* [What is expected]: Answer with a bare number: the count of lines in the data below that contain the word "JSON".

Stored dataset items

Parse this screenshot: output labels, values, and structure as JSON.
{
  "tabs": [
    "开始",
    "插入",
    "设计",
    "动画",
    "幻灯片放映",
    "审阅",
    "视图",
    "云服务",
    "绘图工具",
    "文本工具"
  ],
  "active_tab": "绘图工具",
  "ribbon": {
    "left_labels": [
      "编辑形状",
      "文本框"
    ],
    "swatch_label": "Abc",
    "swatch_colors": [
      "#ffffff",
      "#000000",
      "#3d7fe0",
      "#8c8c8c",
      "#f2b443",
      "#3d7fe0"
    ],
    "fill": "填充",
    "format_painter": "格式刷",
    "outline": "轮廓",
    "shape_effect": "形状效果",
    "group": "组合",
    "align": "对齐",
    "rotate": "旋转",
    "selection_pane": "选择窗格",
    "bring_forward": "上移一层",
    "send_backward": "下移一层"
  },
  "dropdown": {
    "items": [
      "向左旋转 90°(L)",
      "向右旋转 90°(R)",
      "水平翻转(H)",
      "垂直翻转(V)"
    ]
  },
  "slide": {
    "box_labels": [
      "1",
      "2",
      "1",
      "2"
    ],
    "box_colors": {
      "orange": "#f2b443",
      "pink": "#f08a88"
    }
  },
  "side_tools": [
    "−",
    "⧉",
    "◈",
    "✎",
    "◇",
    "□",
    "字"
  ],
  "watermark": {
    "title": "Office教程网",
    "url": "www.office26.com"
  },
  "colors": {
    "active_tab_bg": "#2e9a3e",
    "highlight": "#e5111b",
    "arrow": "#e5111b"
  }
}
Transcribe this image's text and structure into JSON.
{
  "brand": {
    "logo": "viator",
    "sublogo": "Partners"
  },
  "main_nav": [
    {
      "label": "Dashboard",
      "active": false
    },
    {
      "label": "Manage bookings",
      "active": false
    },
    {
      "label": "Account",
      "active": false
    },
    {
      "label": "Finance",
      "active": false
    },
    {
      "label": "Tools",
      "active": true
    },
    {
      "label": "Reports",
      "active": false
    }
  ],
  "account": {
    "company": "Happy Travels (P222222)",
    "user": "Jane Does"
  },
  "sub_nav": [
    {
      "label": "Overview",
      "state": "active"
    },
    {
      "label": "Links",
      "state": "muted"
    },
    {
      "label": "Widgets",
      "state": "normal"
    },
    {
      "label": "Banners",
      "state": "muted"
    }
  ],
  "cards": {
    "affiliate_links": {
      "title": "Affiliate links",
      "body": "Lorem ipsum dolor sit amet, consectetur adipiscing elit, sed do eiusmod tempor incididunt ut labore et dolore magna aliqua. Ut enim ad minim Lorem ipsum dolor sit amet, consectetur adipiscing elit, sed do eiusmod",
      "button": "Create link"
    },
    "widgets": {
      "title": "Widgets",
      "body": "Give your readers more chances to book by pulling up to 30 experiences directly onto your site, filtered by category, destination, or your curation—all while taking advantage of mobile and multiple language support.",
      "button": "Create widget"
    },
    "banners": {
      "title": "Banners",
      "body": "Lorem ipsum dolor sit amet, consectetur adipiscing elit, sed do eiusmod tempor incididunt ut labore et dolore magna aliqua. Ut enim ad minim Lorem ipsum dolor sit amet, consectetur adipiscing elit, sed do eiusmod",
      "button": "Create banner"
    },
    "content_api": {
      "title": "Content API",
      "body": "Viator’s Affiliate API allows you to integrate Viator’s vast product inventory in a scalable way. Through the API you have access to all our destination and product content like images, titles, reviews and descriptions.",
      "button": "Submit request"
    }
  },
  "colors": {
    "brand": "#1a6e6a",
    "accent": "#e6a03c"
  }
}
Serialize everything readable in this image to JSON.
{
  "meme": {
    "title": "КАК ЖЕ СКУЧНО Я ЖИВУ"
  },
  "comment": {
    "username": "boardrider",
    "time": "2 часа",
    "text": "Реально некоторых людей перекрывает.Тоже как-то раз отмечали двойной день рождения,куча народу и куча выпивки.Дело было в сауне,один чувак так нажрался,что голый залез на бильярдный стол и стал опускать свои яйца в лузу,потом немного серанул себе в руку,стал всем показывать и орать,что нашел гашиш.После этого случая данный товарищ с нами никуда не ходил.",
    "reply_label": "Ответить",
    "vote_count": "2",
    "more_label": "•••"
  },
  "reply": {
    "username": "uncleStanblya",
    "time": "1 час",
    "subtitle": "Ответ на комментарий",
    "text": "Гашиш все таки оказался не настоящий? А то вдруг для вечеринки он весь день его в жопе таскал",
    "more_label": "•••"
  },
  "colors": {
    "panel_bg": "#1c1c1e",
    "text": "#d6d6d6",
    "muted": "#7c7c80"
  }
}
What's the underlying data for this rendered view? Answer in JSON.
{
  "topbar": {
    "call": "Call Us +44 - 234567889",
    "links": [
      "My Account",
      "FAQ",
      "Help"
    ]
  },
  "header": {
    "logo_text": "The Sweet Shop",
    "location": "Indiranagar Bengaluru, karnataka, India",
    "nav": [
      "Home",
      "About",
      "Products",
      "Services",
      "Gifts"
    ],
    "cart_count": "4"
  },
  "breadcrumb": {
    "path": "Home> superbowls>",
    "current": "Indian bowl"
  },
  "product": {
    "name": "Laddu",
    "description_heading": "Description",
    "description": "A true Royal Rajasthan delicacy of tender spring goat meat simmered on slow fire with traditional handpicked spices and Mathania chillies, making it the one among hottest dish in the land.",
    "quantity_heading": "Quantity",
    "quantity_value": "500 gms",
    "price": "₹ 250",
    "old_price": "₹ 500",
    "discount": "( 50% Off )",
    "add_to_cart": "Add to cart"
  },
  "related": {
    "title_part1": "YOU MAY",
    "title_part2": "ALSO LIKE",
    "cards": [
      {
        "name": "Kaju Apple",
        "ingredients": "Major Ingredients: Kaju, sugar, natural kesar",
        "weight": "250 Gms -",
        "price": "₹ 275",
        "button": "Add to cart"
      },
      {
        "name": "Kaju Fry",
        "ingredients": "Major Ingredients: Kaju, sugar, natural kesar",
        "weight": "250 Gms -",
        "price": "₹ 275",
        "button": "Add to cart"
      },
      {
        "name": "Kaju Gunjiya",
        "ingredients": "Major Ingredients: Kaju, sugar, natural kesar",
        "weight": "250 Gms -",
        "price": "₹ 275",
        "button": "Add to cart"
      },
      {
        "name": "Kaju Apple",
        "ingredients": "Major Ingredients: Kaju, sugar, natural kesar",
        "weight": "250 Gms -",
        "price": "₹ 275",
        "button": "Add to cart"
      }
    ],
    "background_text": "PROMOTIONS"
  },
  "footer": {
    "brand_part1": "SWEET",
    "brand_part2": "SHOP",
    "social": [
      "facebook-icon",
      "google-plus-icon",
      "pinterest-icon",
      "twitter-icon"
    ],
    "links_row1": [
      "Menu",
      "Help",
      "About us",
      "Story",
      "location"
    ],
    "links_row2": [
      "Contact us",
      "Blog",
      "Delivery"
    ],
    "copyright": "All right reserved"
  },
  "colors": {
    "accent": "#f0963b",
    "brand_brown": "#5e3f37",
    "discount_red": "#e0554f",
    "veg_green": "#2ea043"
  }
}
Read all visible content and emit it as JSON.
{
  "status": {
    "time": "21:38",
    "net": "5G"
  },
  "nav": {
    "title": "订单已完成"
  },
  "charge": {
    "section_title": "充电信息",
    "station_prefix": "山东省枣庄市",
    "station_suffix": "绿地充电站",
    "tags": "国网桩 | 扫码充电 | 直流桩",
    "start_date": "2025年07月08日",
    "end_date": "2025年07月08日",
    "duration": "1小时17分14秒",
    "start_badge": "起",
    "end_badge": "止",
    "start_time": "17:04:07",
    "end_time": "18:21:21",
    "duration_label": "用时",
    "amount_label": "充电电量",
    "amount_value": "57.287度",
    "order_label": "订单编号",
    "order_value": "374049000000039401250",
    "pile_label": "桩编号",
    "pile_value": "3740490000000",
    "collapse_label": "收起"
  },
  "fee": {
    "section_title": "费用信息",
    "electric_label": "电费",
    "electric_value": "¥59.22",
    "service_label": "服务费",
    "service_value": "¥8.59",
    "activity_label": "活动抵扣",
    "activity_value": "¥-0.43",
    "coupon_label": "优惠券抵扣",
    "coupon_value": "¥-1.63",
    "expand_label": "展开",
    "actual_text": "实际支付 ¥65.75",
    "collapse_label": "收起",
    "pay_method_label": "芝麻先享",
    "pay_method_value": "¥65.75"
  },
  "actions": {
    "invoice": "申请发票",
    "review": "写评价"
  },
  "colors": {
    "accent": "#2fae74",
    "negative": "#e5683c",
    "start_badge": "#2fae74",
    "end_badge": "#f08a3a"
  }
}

* [Task response]: 5